• **WORK REQUEST**:
All entries are to be printed again exactly, with their images omitted.

• **MATERIAL FOR THIS EXERCISE**:

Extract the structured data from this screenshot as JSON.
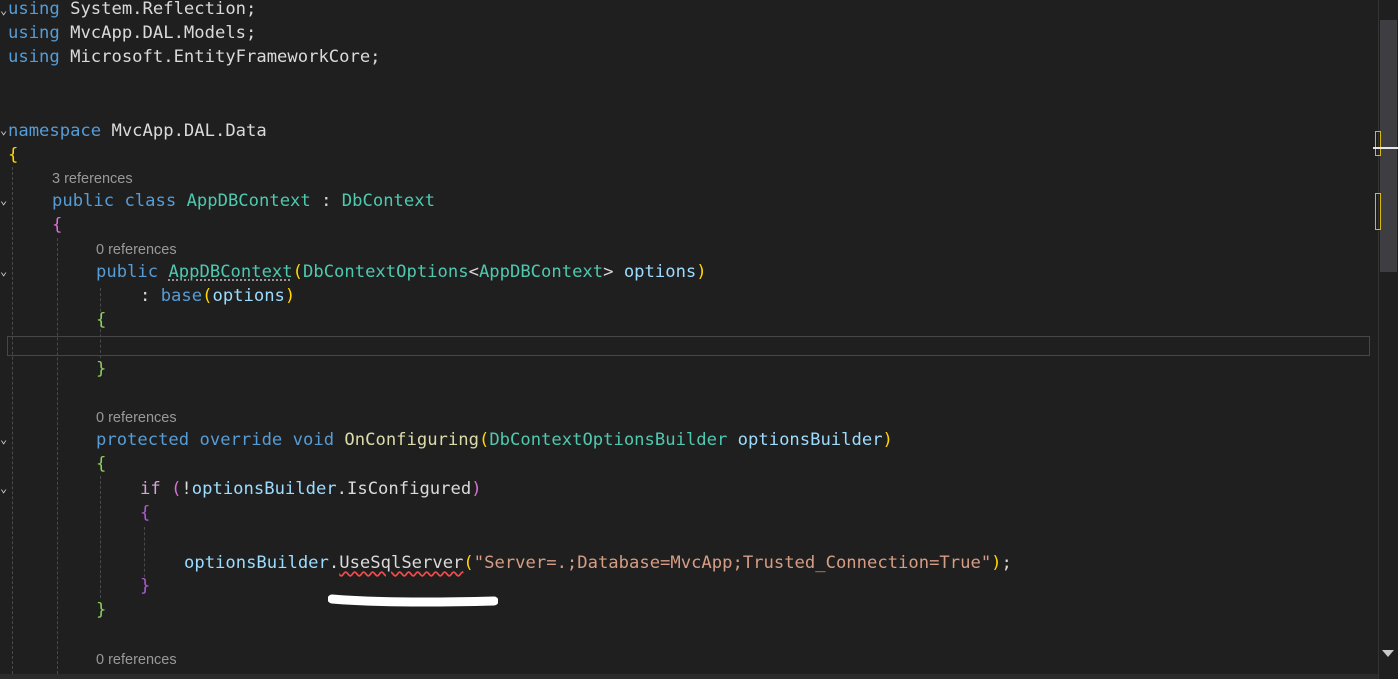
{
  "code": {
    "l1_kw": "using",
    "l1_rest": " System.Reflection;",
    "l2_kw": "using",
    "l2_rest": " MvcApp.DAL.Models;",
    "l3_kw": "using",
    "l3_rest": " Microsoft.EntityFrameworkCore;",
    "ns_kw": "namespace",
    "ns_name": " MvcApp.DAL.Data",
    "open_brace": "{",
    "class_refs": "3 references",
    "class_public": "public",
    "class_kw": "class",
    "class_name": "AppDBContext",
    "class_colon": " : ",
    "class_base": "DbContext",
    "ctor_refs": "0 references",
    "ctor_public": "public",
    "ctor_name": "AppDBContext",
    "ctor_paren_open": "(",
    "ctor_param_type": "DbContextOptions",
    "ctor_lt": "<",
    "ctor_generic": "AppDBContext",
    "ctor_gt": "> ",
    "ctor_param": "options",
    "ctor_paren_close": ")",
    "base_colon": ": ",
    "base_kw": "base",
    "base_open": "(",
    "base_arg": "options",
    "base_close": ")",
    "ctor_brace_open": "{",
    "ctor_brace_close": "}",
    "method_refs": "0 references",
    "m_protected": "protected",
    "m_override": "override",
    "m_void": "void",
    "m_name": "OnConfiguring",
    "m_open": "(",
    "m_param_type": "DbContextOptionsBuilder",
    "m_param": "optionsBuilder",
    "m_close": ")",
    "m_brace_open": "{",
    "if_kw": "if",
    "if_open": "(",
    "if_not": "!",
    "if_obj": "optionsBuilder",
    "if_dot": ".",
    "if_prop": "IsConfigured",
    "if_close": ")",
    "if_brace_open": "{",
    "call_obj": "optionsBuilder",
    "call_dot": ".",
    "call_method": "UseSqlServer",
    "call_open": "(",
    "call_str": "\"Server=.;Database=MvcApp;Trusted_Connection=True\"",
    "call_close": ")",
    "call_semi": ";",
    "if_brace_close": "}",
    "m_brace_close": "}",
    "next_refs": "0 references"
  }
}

• **ANSWER**:
Extract the structured data from this screenshot as JSON.
{
  "code": {
    "l1_kw": "using",
    "l1_rest": " System.Reflection;",
    "l2_kw": "using",
    "l2_rest": " MvcApp.DAL.Models;",
    "l3_kw": "using",
    "l3_rest": " Microsoft.EntityFrameworkCore;",
    "ns_kw": "namespace",
    "ns_name": " MvcApp.DAL.Data",
    "open_brace": "{",
    "class_refs": "3 references",
    "class_public": "public",
    "class_kw": "class",
    "class_name": "AppDBContext",
    "class_colon": " : ",
    "class_base": "DbContext",
    "ctor_refs": "0 references",
    "ctor_public": "public",
    "ctor_name": "AppDBContext",
    "ctor_paren_open": "(",
    "ctor_param_type": "DbContextOptions",
    "ctor_lt": "<",
    "ctor_generic": "AppDBContext",
    "ctor_gt": "> ",
    "ctor_param": "options",
    "ctor_paren_close": ")",
    "base_colon": ": ",
    "base_kw": "base",
    "base_open": "(",
    "base_arg": "options",
    "base_close": ")",
    "ctor_brace_open": "{",
    "ctor_brace_close": "}",
    "method_refs": "0 references",
    "m_protected": "protected",
    "m_override": "override",
    "m_void": "void",
    "m_name": "OnConfiguring",
    "m_open": "(",
    "m_param_type": "DbContextOptionsBuilder",
    "m_param": "optionsBuilder",
    "m_close": ")",
    "m_brace_open": "{",
    "if_kw": "if",
    "if_open": "(",
    "if_not": "!",
    "if_obj": "optionsBuilder",
    "if_dot": ".",
    "if_prop": "IsConfigured",
    "if_close": ")",
    "if_brace_open": "{",
    "call_obj": "optionsBuilder",
    "call_dot": ".",
    "call_method": "UseSqlServer",
    "call_open": "(",
    "call_str": "\"Server=.;Database=MvcApp;Trusted_Connection=True\"",
    "call_close": ")",
    "call_semi": ";",
    "if_brace_close": "}",
    "m_brace_close": "}",
    "next_refs": "0 references"
  }
}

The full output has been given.